▸ **BRIEF**:
Repeat every line of the listing below exactly, minus the pictures.

*** Block opens ***

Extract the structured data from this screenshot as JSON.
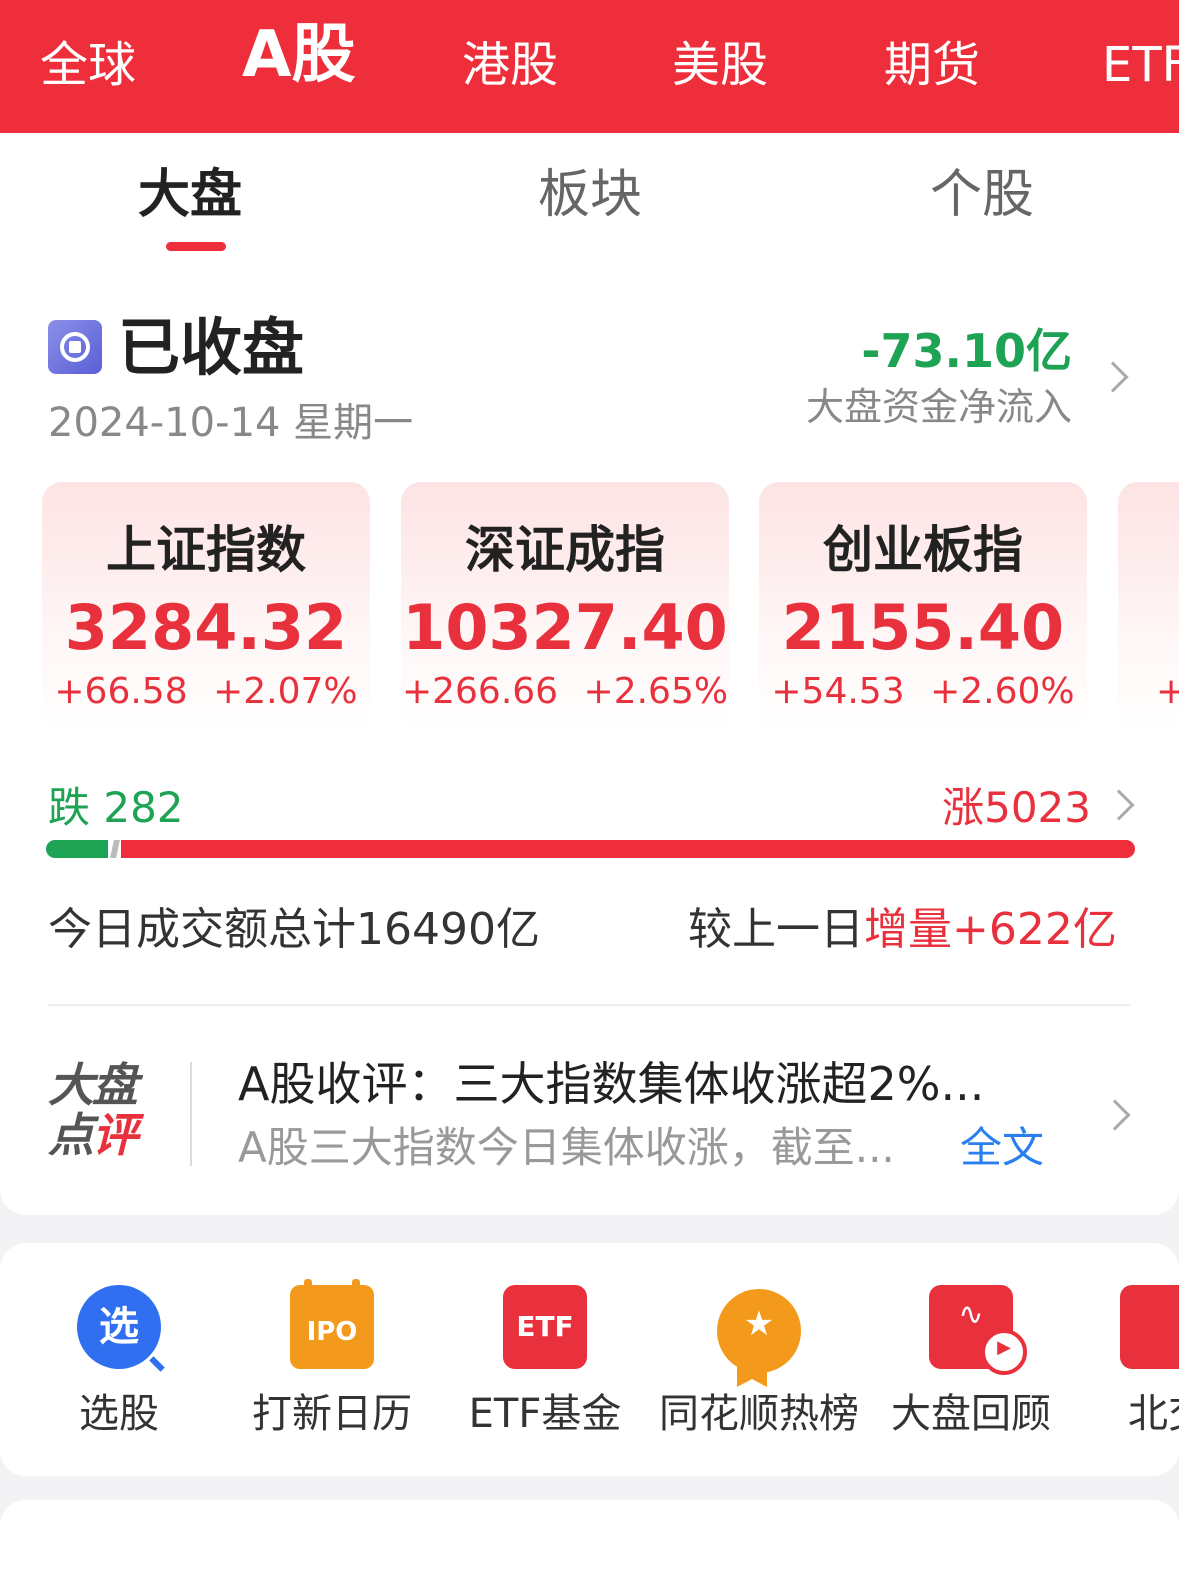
{
  "top_tabs": [
    "全球",
    "A股",
    "港股",
    "美股",
    "期货",
    "ETF"
  ],
  "sub_tabs": [
    "大盘",
    "板块",
    "个股"
  ],
  "market": {
    "status": "已收盘",
    "date": "2024-10-14 星期一",
    "net_flow_value": "-73.10亿",
    "net_flow_label": "大盘资金净流入"
  },
  "indices": [
    {
      "name": "上证指数",
      "value": "3284.32",
      "change": "+66.58",
      "change_pct": "+2.07%"
    },
    {
      "name": "深证成指",
      "value": "10327.40",
      "change": "+266.66",
      "change_pct": "+2.65%"
    },
    {
      "name": "创业板指",
      "value": "2155.40",
      "change": "+54.53",
      "change_pct": "+2.60%"
    },
    {
      "name": "",
      "value": "",
      "change": "+",
      "change_pct": ""
    }
  ],
  "breadth": {
    "fall_label": "跌 282",
    "rise_label": "涨5023",
    "fall_count": 282,
    "rise_count": 5023
  },
  "volume": {
    "total_label": "今日成交额总计16490亿",
    "compare_prefix": "较上一日",
    "compare_increase": "增量+622亿"
  },
  "review": {
    "logo_line1": "大盘",
    "logo_line2_a": "点",
    "logo_line2_b": "评",
    "title": "A股收评：三大指数集体收涨超2%...",
    "summary": "A股三大指数今日集体收涨，截至...",
    "full_text_link": "全文"
  },
  "tools": [
    {
      "icon": "选",
      "label": "选股"
    },
    {
      "icon": "IPO",
      "label": "打新日历"
    },
    {
      "icon": "ETF",
      "label": "ETF基金"
    },
    {
      "icon": "★",
      "label": "同花顺热榜"
    },
    {
      "icon": "∿",
      "label": "大盘回顾"
    },
    {
      "icon": "",
      "label": "北交"
    }
  ],
  "colors": {
    "brand_red": "#ee2f3b",
    "rise_red": "#e8313d",
    "fall_green": "#1ea354",
    "link_blue": "#2a7ff0"
  }
}
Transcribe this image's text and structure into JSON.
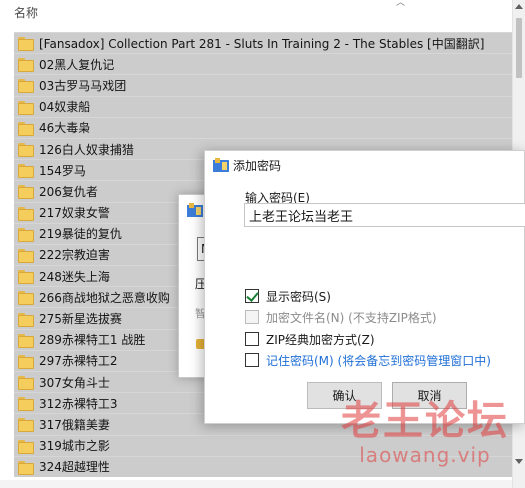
{
  "explorer": {
    "column_header": "名称",
    "items": [
      "[Fansadox] Collection Part 281 - Sluts In Training 2 - The Stables [中国翻訳]",
      "02黑人复仇记",
      "03古罗马马戏团",
      "04奴隶船",
      "46大毒枭",
      "126白人奴隶捕猎",
      "154罗马",
      "206复仇者",
      "217奴隶女警",
      "219暴徒的复仇",
      "222宗教迫害",
      "248迷失上海",
      "266商战地狱之恶意收购",
      "275新星选拔赛",
      "289赤裸特工1 战胜",
      "297赤裸特工2",
      "307女角斗士",
      "312赤裸特工3",
      "317俄籍美妻",
      "319城市之影",
      "324超越理性"
    ]
  },
  "background_dialog": {
    "input_value": "M",
    "text1": "压",
    "text2": "智"
  },
  "dialog": {
    "title": "添加密码",
    "password_label": "输入密码(E)",
    "password_value": "上老王论坛当老王",
    "options": [
      {
        "label": "显示密码(S)",
        "checked": true,
        "disabled": false
      },
      {
        "label": "加密文件名(N) (不支持ZIP格式)",
        "checked": false,
        "disabled": true
      },
      {
        "label": "ZIP经典加密方式(Z)",
        "checked": false,
        "disabled": false
      },
      {
        "label": "记住密码(M) (将会备忘到密码管理窗口中)",
        "checked": false,
        "disabled": false
      }
    ],
    "ok_label": "确认",
    "cancel_label": "取消"
  },
  "watermark": {
    "title": "老王论坛",
    "url": "laowang.vip"
  },
  "colors": {
    "selection": "#cccccc",
    "link": "#1f6fd6",
    "checkmark": "#1a7f37",
    "watermark": "#e03c3c"
  }
}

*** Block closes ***

▸ **WRITTEN SOLUTION**:
Extract the structured data from this screenshot as JSON.
{
  "top_tabs": [
    "全球",
    "A股",
    "港股",
    "美股",
    "期货",
    "ETF"
  ],
  "sub_tabs": [
    "大盘",
    "板块",
    "个股"
  ],
  "market": {
    "status": "已收盘",
    "date": "2024-10-14 星期一",
    "net_flow_value": "-73.10亿",
    "net_flow_label": "大盘资金净流入"
  },
  "indices": [
    {
      "name": "上证指数",
      "value": "3284.32",
      "change": "+66.58",
      "change_pct": "+2.07%"
    },
    {
      "name": "深证成指",
      "value": "10327.40",
      "change": "+266.66",
      "change_pct": "+2.65%"
    },
    {
      "name": "创业板指",
      "value": "2155.40",
      "change": "+54.53",
      "change_pct": "+2.60%"
    },
    {
      "name": "",
      "value": "",
      "change": "+",
      "change_pct": ""
    }
  ],
  "breadth": {
    "fall_label": "跌 282",
    "rise_label": "涨5023",
    "fall_count": 282,
    "rise_count": 5023
  },
  "volume": {
    "total_label": "今日成交额总计16490亿",
    "compare_prefix": "较上一日",
    "compare_increase": "增量+622亿"
  },
  "review": {
    "logo_line1": "大盘",
    "logo_line2_a": "点",
    "logo_line2_b": "评",
    "title": "A股收评：三大指数集体收涨超2%...",
    "summary": "A股三大指数今日集体收涨，截至...",
    "full_text_link": "全文"
  },
  "tools": [
    {
      "icon": "选",
      "label": "选股"
    },
    {
      "icon": "IPO",
      "label": "打新日历"
    },
    {
      "icon": "ETF",
      "label": "ETF基金"
    },
    {
      "icon": "★",
      "label": "同花顺热榜"
    },
    {
      "icon": "∿",
      "label": "大盘回顾"
    },
    {
      "icon": "",
      "label": "北交"
    }
  ],
  "colors": {
    "brand_red": "#ee2f3b",
    "rise_red": "#e8313d",
    "fall_green": "#1ea354",
    "link_blue": "#2a7ff0"
  }
}
Transcribe this image's text and structure into JSON.
{
  "explorer": {
    "column_header": "名称",
    "items": [
      "[Fansadox] Collection Part 281 - Sluts In Training 2 - The Stables [中国翻訳]",
      "02黑人复仇记",
      "03古罗马马戏团",
      "04奴隶船",
      "46大毒枭",
      "126白人奴隶捕猎",
      "154罗马",
      "206复仇者",
      "217奴隶女警",
      "219暴徒的复仇",
      "222宗教迫害",
      "248迷失上海",
      "266商战地狱之恶意收购",
      "275新星选拔赛",
      "289赤裸特工1 战胜",
      "297赤裸特工2",
      "307女角斗士",
      "312赤裸特工3",
      "317俄籍美妻",
      "319城市之影",
      "324超越理性"
    ]
  },
  "background_dialog": {
    "input_value": "M",
    "text1": "压",
    "text2": "智"
  },
  "dialog": {
    "title": "添加密码",
    "password_label": "输入密码(E)",
    "password_value": "上老王论坛当老王",
    "options": [
      {
        "label": "显示密码(S)",
        "checked": true,
        "disabled": false
      },
      {
        "label": "加密文件名(N) (不支持ZIP格式)",
        "checked": false,
        "disabled": true
      },
      {
        "label": "ZIP经典加密方式(Z)",
        "checked": false,
        "disabled": false
      },
      {
        "label": "记住密码(M) (将会备忘到密码管理窗口中)",
        "checked": false,
        "disabled": false
      }
    ],
    "ok_label": "确认",
    "cancel_label": "取消"
  },
  "watermark": {
    "title": "老王论坛",
    "url": "laowang.vip"
  },
  "colors": {
    "selection": "#cccccc",
    "link": "#1f6fd6",
    "checkmark": "#1a7f37",
    "watermark": "#e03c3c"
  }
}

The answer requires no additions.